|US3317819 *||Oct 3, 1963||May 2, 1967||Brodie Earle C||Electronic hum and ripple filter|
|US3593270 *||Jul 10, 1967||Jul 13, 1971||Heckelman James D||Liquid level sensing and indicating system|
|US3628510 *||Jun 10, 1970||Dec 21, 1971||Gen Motors Corp||Fuel supply system for an internal combustion engine providing timed cranking enrichment|
|US3822386 *||Apr 4, 1973||Jul 2, 1974||Sprague Electric Co||Noise immune transistor switch|
|US4526255 *||Sep 27, 1982||Jul 2, 1985||J. I. Case Company||Fluid drive transmission employing lockup clutch|
|US4857757 *||Jul 1, 1985||Aug 15, 1989||Omron Tateisi Electronics Co.||Drive circuit for a two layer laminated electrostriction element|
|1||"Modern Electronic Circuits Reference Manual" McGraw-Hill, 1980, p. 961.|
|2||"T444E Product Training" Part Two, Manual No. TMT 2268, Navistar International Transportation Corp. Oct., 1993, pp. 1-21.|
|3||*||Modern Electronic Circuits Reference Manual McGraw Hill, 1980, p. 961.|

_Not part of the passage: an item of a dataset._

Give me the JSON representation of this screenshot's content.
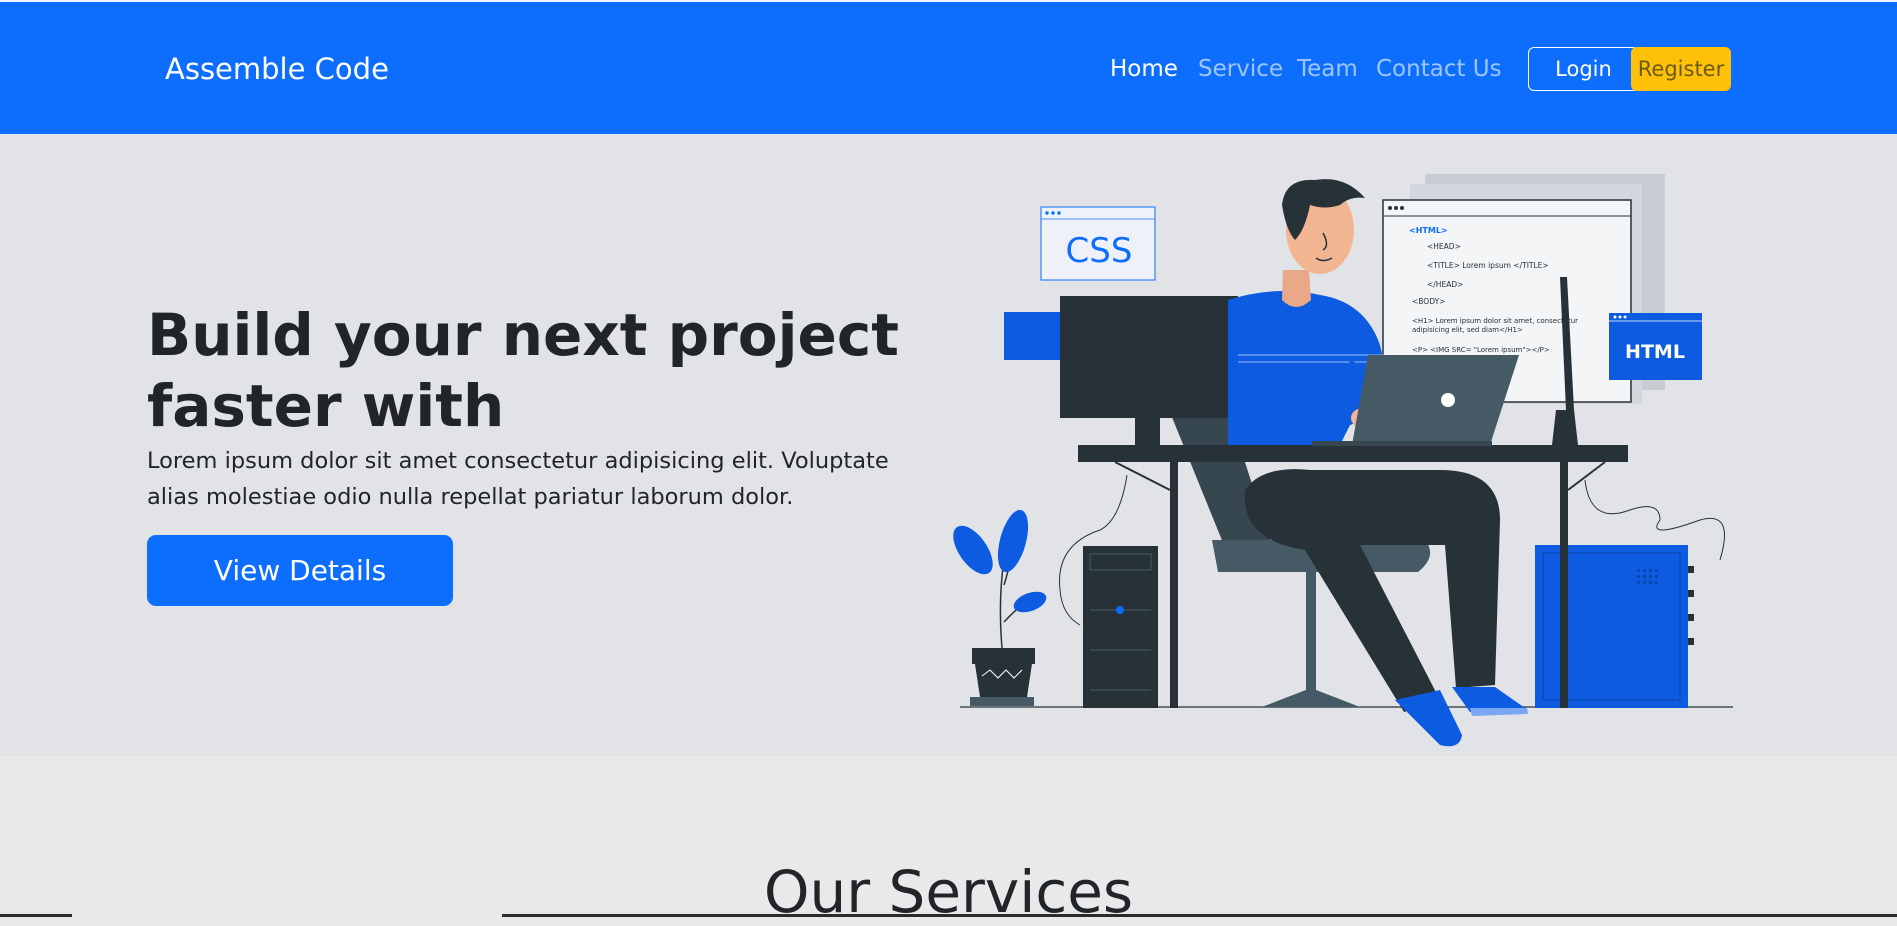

|4||*||T444E Product Training Part Two, Manual No. TMT 2268, Navistar International Transportation Corp. Oct., 1993, pp. 1 21.|
|Citing Patent||Filing date||Publication date||Applicant||Title|
|US5971888 *||Mar 2, 1998||Oct 26, 1999||Cummins Engine Company, Inc.||Method and apparatus for controlling engine speed during power take-off operation|
|US6019702 *||May 14, 1998||Feb 1, 2000||Caterpillar Inc.||Automatic elevated idle speed control and method of operating same|
|US6255746 *||Mar 29, 1999||Jul 3, 2001||Asahi Kogaku Kogyo||Switch operation processing apparatus and method|
|US8169104||Jun 26, 2008||May 1, 2012||International Truck Intellectual Property Company, Llc||Control system for a battery powered vehicle|
|US8207633||Jun 17, 2010||Jun 26, 2012||International Engine Intellectual Property Company, Llc||Battery back up for electronic modules|
|US20100181827 *||Jun 26, 2008||Jul 22, 2010||International Truck Intellectual Property Company||Control system for a battery powered vehicle|
|U.S. Classification||327/484, 123/319, 307/10.1, 327/576|
|International Classification||H03K5/04, H03K17/296|
|Cooperative Classification||H03K17/296, H03K5/04|
|European Classification||H03K17/296, H03K5/04|
|Apr 20, 1995||AS||Assignment|
Owner name: NAVISTAR INTERNATIONAL TRANSPORTATION CORP., ILLIN
Free format text: ASSIGNMENT OF ASSIGNORS INTEREST;ASSIGNORS:BLANCHARD, ROANDLL.;MARSHALL, BRIAN P.;SWENSON, ERIC T.;AND OTHERS;REEL/FRAME:007438/0349
Effective date: 19950217
|Mar 29, 2000||FPAY||Fee payment|
Year of fee payment: 4
|Sep 13, 2002||AS||Assignment|
Owner name: INTERNATIONAL TRUCK AND ENGINE CORPORATION, ILLINO
Free format text: CHANGE OF NAME;ASSIGNOR:NAVISTAR INTERNATIONAL TRANSPORTATION CORP.;REEL/FRAME:013081/0690
Effective date: 20000223
|May 14, 2003||AS||Assignment|
Owner name: INTERNATIONAL TRUCK INTELLECTUAL PROPERTY COMPANY,
Free format text: ASSIGNMENT OF ASSIGNORS INTEREST;ASSIGNOR:INTERNATIONAL TRUCK AND ENGINE CORPORATION;REEL/FRAME:013656/0136
Effective date: 20001117
|Apr 28, 2004||REMI||Maintenance fee reminder mailed|
|Oct 8, 2004||LAPS||Lapse for failure to pay maintenance fees|
|Dec 7, 2004||FP||Expired due to failure to pay maintenance fee|
Effective date: 20041008